9. Bathe small children together.
This one has been around for eons, no explanation necessary.
10. Use a timer and do a quick pick up three times a day.
Basically we wake up and clean, then we do a quick pick up after learning time, another pick up after afternoon play, and still another just before bed. Using a timer keeps this practice within boundaries, gives little children a goal to reach for, and teaches them the concept of time.
11. Keep toys in one room.
Even if there is not a designated “toys room” playthings can be corralled so that they are not strewn all over the house. We have done this, no matter what type of house we lived in, for the last 30 years of parenting. (Of course, the children are allowed one special toy a piece which they could carry about, such as a favorite doll, stuffed animal, or action figure).
12. Keep shoes simple.
Summer, flip-flops and tennies; winter, tennies and snow gear and maybe some dressier shoes for each season for the girls to wear.
13. Pair up kids in beds and bedrooms.
This makes a real difference when a new baby is in the home or when a nursing toddler needs to be weaned. It also encourages a special bond between the older and younger children. We simply paired a much older child with the younger one. As they have grown up they all talk about the special memories they gathered from spending time together this way.
14. Have a number of hair “stations” stocked with brushes, barrettes, detangler, etc.
You could use an ice cream bucket stashed under the bathroom sink, under your desk, in the car, etc. This cuts way down on the time wasted trying to find these essential items during the morning rush or when headed out the door!
15. Have one central place for strewn shoes, one central place for socks.

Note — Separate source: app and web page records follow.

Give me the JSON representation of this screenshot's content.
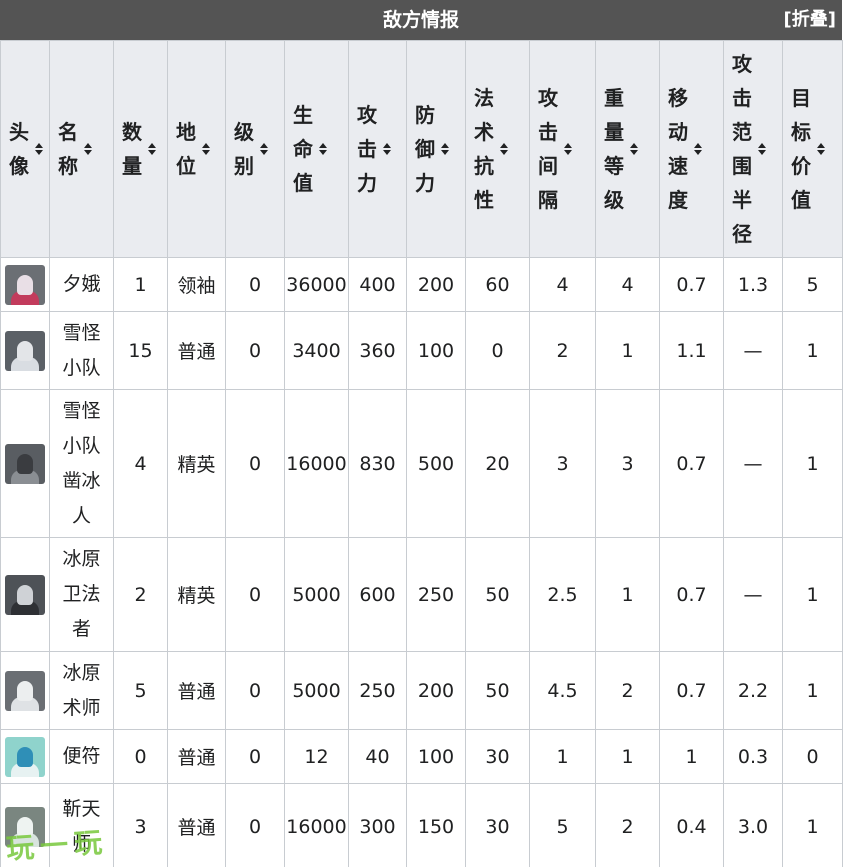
{
  "header": {
    "title": "敌方情报",
    "collapse_label": "[折叠]"
  },
  "columns": [
    {
      "key": "avatar",
      "label": "头像"
    },
    {
      "key": "name",
      "label": "名称"
    },
    {
      "key": "count",
      "label": "数量"
    },
    {
      "key": "status",
      "label": "地位"
    },
    {
      "key": "level",
      "label": "级别"
    },
    {
      "key": "hp",
      "label": "生命值"
    },
    {
      "key": "atk",
      "label": "攻击力"
    },
    {
      "key": "def",
      "label": "防御力"
    },
    {
      "key": "res",
      "label": "法术抗性"
    },
    {
      "key": "interval",
      "label": "攻击间隔"
    },
    {
      "key": "weight",
      "label": "重量等级"
    },
    {
      "key": "speed",
      "label": "移动速度"
    },
    {
      "key": "range",
      "label": "攻击范围半径"
    },
    {
      "key": "target",
      "label": "目标价值"
    }
  ],
  "rows": [
    {
      "avatar": "xi-avatar-icon",
      "name": "夕娥",
      "count": "1",
      "status": "领袖",
      "level": "0",
      "hp": "36000",
      "atk": "400",
      "def": "200",
      "res": "60",
      "interval": "4",
      "weight": "4",
      "speed": "0.7",
      "range": "1.3",
      "target": "5"
    },
    {
      "avatar": "snow-squad-avatar-icon",
      "name": "雪怪小队",
      "count": "15",
      "status": "普通",
      "level": "0",
      "hp": "3400",
      "atk": "360",
      "def": "100",
      "res": "0",
      "interval": "2",
      "weight": "1",
      "speed": "1.1",
      "range": "—",
      "target": "1"
    },
    {
      "avatar": "ice-chisel-avatar-icon",
      "name": "雪怪小队凿冰人",
      "count": "4",
      "status": "精英",
      "level": "0",
      "hp": "16000",
      "atk": "830",
      "def": "500",
      "res": "20",
      "interval": "3",
      "weight": "3",
      "speed": "0.7",
      "range": "—",
      "target": "1"
    },
    {
      "avatar": "icefield-guard-avatar-icon",
      "name": "冰原卫法者",
      "count": "2",
      "status": "精英",
      "level": "0",
      "hp": "5000",
      "atk": "600",
      "def": "250",
      "res": "50",
      "interval": "2.5",
      "weight": "1",
      "speed": "0.7",
      "range": "—",
      "target": "1"
    },
    {
      "avatar": "icefield-caster-avatar-icon",
      "name": "冰原术师",
      "count": "5",
      "status": "普通",
      "level": "0",
      "hp": "5000",
      "atk": "250",
      "def": "200",
      "res": "50",
      "interval": "4.5",
      "weight": "2",
      "speed": "0.7",
      "range": "2.2",
      "target": "1"
    },
    {
      "avatar": "talisman-avatar-icon",
      "name": "便符",
      "count": "0",
      "status": "普通",
      "level": "0",
      "hp": "12",
      "atk": "40",
      "def": "100",
      "res": "30",
      "interval": "1",
      "weight": "1",
      "speed": "1",
      "range": "0.3",
      "target": "0"
    },
    {
      "avatar": "sky-master-avatar-icon",
      "name": "靳天师",
      "count": "3",
      "status": "普通",
      "level": "0",
      "hp": "16000",
      "atk": "300",
      "def": "150",
      "res": "30",
      "interval": "5",
      "weight": "2",
      "speed": "0.4",
      "range": "3.0",
      "target": "1"
    }
  ],
  "avatar_colors": [
    {
      "bg": "#6b6f74",
      "face": "#e9dfe6",
      "body": "#c23b5c"
    },
    {
      "bg": "#5b6066",
      "face": "#e3e5e8",
      "body": "#d9dde2"
    },
    {
      "bg": "#595d62",
      "face": "#3a3c40",
      "body": "#8a8e93"
    },
    {
      "bg": "#4e5257",
      "face": "#cfd2d6",
      "body": "#2e3034"
    },
    {
      "bg": "#6a6e73",
      "face": "#eceeef",
      "body": "#dfe2e5"
    },
    {
      "bg": "#8fd3cc",
      "face": "#2f8fb7",
      "body": "#e7f2f2"
    },
    {
      "bg": "#7a8680",
      "face": "#eef3f1",
      "body": "#d8e4de"
    }
  ],
  "watermark": "玩一玩"
}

This helps tremendously on church mornings when actually wearing matched pairs is important! We throw abandoned shoes in the front closet by the door. Our socks go at the bottom of the linen closet in two bins; one for colored or patterned, the other for white.